Judges have discretion on whether to award indemnity costs in cases which fall out of the protocol and there is then late acceptance of a part 36 offer, a circuit judge has ruled.
Though Her Honour Judge Walden-Smith hinted that she did not agree with the decision of Deputy District Judge Lenon QC in not awarding indemnity costs when the offer was accepted 19 months late because of “litigation nerves”, she said it was within the reasonable exercise of his discretion.
The case involved a road traffic accident that fell out of the portal because liability was not admitted. The costs dispute centred around a part 36 offer made by the claimant in November 2014, which was not accepted until a week before trial in June 2016.
The solicitor for the defendant explained the late change of heart on the basis that it was close to trial and that it was a serious and taxing ordeal for the defendant to go through. Counsel for the claimant pointed out that this was not a proper explanation, because the nature of the trial and the fact that litigation could be an ordeal was obvious from the outset.
The claimant sought £2,372 in fixed recoverable costs up to the expiry of the part 36 offer and £5,534 on the indemnity basis for the period thereafter, a total of £7,906.

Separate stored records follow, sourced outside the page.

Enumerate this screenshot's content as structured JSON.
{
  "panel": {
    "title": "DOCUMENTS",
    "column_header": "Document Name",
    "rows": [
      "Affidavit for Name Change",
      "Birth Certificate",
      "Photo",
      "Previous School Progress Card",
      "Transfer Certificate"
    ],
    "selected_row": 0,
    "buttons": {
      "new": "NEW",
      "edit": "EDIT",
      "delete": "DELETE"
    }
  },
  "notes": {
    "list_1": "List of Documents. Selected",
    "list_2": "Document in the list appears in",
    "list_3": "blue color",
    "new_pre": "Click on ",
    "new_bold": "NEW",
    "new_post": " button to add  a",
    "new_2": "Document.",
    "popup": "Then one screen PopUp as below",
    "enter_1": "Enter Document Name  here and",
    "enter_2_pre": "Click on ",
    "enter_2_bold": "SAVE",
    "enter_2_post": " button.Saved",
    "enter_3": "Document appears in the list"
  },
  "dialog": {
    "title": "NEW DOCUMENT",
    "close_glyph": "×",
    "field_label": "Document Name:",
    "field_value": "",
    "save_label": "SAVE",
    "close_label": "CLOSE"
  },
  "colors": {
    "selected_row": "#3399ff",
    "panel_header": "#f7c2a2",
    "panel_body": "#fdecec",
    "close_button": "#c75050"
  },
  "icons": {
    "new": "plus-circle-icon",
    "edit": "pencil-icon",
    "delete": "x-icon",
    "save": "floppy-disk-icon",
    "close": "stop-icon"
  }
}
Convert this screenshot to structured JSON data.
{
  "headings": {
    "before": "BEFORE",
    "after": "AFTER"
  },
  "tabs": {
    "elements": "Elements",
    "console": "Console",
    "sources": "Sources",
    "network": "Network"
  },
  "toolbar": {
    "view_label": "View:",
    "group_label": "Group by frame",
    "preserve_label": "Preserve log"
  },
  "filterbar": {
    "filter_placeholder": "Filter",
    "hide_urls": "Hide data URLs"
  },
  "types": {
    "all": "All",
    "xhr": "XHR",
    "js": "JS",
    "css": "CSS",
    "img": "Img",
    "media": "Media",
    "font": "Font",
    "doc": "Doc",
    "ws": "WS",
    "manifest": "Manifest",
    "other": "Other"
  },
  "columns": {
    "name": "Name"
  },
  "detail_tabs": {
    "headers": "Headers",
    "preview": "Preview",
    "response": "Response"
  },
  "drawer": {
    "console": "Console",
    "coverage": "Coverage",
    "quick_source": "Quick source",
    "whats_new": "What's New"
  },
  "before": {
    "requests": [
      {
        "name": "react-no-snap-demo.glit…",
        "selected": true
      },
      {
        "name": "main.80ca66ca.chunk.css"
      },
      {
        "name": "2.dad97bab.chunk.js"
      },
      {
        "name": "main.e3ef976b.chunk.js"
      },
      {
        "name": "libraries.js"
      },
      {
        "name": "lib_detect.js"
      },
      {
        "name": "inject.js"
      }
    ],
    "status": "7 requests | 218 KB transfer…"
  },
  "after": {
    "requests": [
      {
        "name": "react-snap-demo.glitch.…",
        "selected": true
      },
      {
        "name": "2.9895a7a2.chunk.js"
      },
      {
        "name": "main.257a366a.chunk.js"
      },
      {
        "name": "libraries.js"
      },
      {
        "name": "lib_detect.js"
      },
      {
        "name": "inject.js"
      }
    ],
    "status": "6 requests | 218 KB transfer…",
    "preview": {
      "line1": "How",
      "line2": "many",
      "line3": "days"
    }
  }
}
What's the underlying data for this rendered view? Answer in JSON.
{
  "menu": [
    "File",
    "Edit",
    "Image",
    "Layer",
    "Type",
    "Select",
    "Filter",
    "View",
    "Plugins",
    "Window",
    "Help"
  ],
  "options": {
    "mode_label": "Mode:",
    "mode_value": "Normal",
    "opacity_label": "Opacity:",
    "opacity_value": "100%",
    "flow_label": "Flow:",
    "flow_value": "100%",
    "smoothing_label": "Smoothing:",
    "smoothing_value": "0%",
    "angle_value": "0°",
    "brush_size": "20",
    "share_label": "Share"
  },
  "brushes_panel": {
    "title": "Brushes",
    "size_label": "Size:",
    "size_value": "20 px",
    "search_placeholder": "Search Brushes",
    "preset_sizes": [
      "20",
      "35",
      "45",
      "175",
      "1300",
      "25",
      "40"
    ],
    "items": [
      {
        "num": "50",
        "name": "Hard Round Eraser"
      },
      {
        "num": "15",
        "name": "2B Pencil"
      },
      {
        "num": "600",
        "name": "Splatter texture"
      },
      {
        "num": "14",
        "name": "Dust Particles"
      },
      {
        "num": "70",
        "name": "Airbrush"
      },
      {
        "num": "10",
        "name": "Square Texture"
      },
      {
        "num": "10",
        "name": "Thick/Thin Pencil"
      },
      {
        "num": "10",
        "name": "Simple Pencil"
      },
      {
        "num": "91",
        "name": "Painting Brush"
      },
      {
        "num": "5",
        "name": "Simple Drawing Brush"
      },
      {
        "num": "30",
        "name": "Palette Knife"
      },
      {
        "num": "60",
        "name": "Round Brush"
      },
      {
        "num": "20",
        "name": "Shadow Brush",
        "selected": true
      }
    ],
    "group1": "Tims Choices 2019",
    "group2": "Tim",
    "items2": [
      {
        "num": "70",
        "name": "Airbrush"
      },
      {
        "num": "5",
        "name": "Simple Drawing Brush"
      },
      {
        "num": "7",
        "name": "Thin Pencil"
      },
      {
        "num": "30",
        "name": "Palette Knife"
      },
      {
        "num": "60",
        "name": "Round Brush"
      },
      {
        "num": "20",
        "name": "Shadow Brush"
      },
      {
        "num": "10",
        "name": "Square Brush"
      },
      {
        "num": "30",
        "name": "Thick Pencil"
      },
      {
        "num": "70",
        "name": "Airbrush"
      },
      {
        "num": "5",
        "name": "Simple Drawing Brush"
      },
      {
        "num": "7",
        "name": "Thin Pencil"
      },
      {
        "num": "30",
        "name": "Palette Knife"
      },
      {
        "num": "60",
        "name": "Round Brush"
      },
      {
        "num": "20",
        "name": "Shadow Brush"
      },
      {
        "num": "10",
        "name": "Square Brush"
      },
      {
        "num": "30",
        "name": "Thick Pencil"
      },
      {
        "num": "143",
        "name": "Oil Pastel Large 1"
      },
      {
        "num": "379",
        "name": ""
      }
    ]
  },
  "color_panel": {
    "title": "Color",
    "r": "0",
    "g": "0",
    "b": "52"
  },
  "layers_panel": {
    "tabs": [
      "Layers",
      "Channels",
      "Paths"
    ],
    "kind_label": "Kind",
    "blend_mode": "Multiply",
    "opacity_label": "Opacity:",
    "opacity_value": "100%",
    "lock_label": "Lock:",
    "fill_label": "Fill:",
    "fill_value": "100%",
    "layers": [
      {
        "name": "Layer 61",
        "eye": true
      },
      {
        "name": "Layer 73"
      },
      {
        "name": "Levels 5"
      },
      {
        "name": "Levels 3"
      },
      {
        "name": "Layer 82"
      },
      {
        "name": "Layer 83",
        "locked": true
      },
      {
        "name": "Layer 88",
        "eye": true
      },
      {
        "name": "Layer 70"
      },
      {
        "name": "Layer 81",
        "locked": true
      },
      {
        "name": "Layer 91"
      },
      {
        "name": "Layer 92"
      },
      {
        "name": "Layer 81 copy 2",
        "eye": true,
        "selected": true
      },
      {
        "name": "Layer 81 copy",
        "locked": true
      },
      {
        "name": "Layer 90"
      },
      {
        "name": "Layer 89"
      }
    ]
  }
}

At first instance, the DDJ awarded fixed costs for the whole period, and found that the criteria for making an order for indemnity costs had not been made out as there was nothing which took the case out of the norm.
The claimant argued that because the offer was accepted so late, she incurred substantial costs in preparation for the trial, which as a result of the DDJ’s ruling fell on her and reduced or wiped out the damages recovered.
On appeal, Her Honour Judge Walden-Smith said: “To put in summary form, the claimant contends that such an outcome offends against fairness and encourages parties to delay in settling matters as the consequences of delaying until (almost) the eve of trial is to load the costs upon the claimant who is likely to have a conditional fee arrangement that results in there being a higher success fee closer to trial which will reduce the damages in fact recovered.
“The defendant who waits until the last moment to accept the claimant’s part 36 offer can accept out of time knowing that it will only be liable for a proportionate contribution towards the claimant’s costs.”
The judge concluded that CPR 36.10 was clear that if the offer was accepted late, then costs would be fixed up to the point it expired and then assessed until the date of acceptance.
“Whether those costs are standard or indemnity is a matter for the discretion of the judge. In my judgment, the rule creates neither a presumption in favour of costs being on the standard basis or on the indemnity basis.
“The rules committee would have been very well aware of the infinite variety of circumstances surrounding the late acceptance of a part 36 offer and, while acceptance within the relevant period can be given a clear direction as to the consequences, the rules relating to late acceptance deliberately remain silent (in my view deliberately) so as to give the Judge determining the issue (if there is lack of agreement) a wide discretion to do that which he considers appropriate in all the circumstances of the case.”
While the DDJ had been wrong to award fixed costs only, his decision on indemnity costs was not one that could properly be said to be outside a proper exercise of discretion, HHJ Walden-Smith said, even though another judge may have come to a different conclusion.
Costs Lawyer Jonathan Frith, costs manager at the claimant’s solicitors, Winns, said: “Fixed costs do not provide adequate compensation where a defendant accepts a part 36 offer, sometimes months outside of the relevant period.
“While I understand and appreciate the swings and roundabouts approach of fixed costs, it is common knowledge that these sums do not represent the full legal spend of a party. Claimants should not be prejudiced, financially or otherwise, for making sensible offers to settle early on in proceedings. This decision outlines that assessed costs are appropriate in circumstances where part 36 offers are accepted out of time. We welcome this.”